Developing a neonatal unit ventilation protocol for the preterm baby

Early Hum Dev. 2012 Dec;88(12):925-9. doi: 10.1016/j.earlhumdev.2012.09.010. Epub 2012 Oct 9.


Mechanical ventilation is a resource-intensive complex medical intervention associated with high morbidity. Considerable practice style variation exists in most hospitals and is not only confusing for parents, but the lack of consistently high standard of optimal ventilation deprives some infants of the benefits of state-of-the-art care. Developing a unit protocol for mechanical ventilation requires exhaustive research, inclusion of all stake-holders, thoughtful protocol development and careful implementation after a thorough educational process, followed by monitoring. A protocol for respiratory support should be comprehensive, addressing respiratory support in the delivery room, the use of non-invasive support, intubation criteria, surfactant administration, specific ventilation modes and settings, criteria for escalating therapy, weaning protocols, extubation criteria, and post-extubation management. Evidence favors the use of non-invasive support as first line treatment, progressing to assist/control or pressure support ventilation combined with volume guarantee, if needed, and high-frequency ventilation only for specific indications. The open lung strategy is crucial to lung-protective ventilation.

Publication types

  • Research Support, Non-U.S. Gov't

MeSH terms
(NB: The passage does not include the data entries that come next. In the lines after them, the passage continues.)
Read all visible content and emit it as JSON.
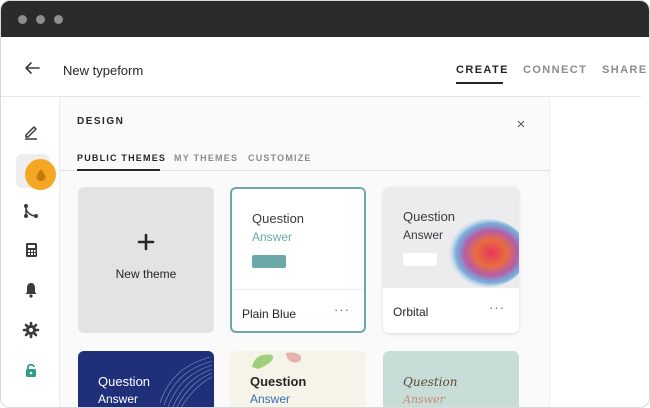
{
  "app": {
    "doc_title": "New typeform",
    "nav": [
      {
        "label": "CREATE",
        "active": true
      },
      {
        "label": "CONNECT",
        "active": false
      },
      {
        "label": "SHARE",
        "active": false
      }
    ]
  },
  "rail": {
    "items": [
      {
        "icon": "pencil-icon"
      },
      {
        "icon": "paint-drop-icon",
        "active": true
      },
      {
        "icon": "logic-branch-icon"
      },
      {
        "icon": "calculator-icon"
      },
      {
        "icon": "bell-icon"
      },
      {
        "icon": "gear-icon"
      },
      {
        "icon": "lock-icon",
        "color": "#2e9c8a"
      }
    ]
  },
  "design_panel": {
    "title": "DESIGN",
    "close_icon": "close-icon",
    "tabs": [
      {
        "label": "PUBLIC THEMES",
        "active": true
      },
      {
        "label": "MY THEMES",
        "active": false
      },
      {
        "label": "CUSTOMIZE",
        "active": false
      }
    ],
    "new_theme_label": "New theme",
    "themes": [
      {
        "name": "Plain Blue",
        "question": "Question",
        "answer": "Answer",
        "selected": true,
        "accent": "#6aa9a7",
        "more": "···"
      },
      {
        "name": "Orbital",
        "question": "Question",
        "answer": "Answer",
        "selected": false,
        "more": "···"
      },
      {
        "question": "Question",
        "answer": "Answer",
        "background": "#1f2f7a"
      },
      {
        "question": "Question",
        "answer": "Answer",
        "background": "#f6f3e8"
      },
      {
        "question": "Question",
        "answer": "Answer",
        "background": "#c8ddd7"
      }
    ]
  },
  "colors": {
    "accent_highlight": "#f5a623",
    "selected_border": "#6aa9a7"
  }
}
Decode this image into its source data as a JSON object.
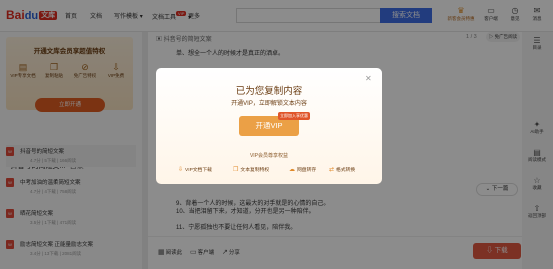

  • Clinical Protocols / standards
  • Humans
  • Infant, Newborn
  • Infant, Premature
  • Respiration, Artificial / methods*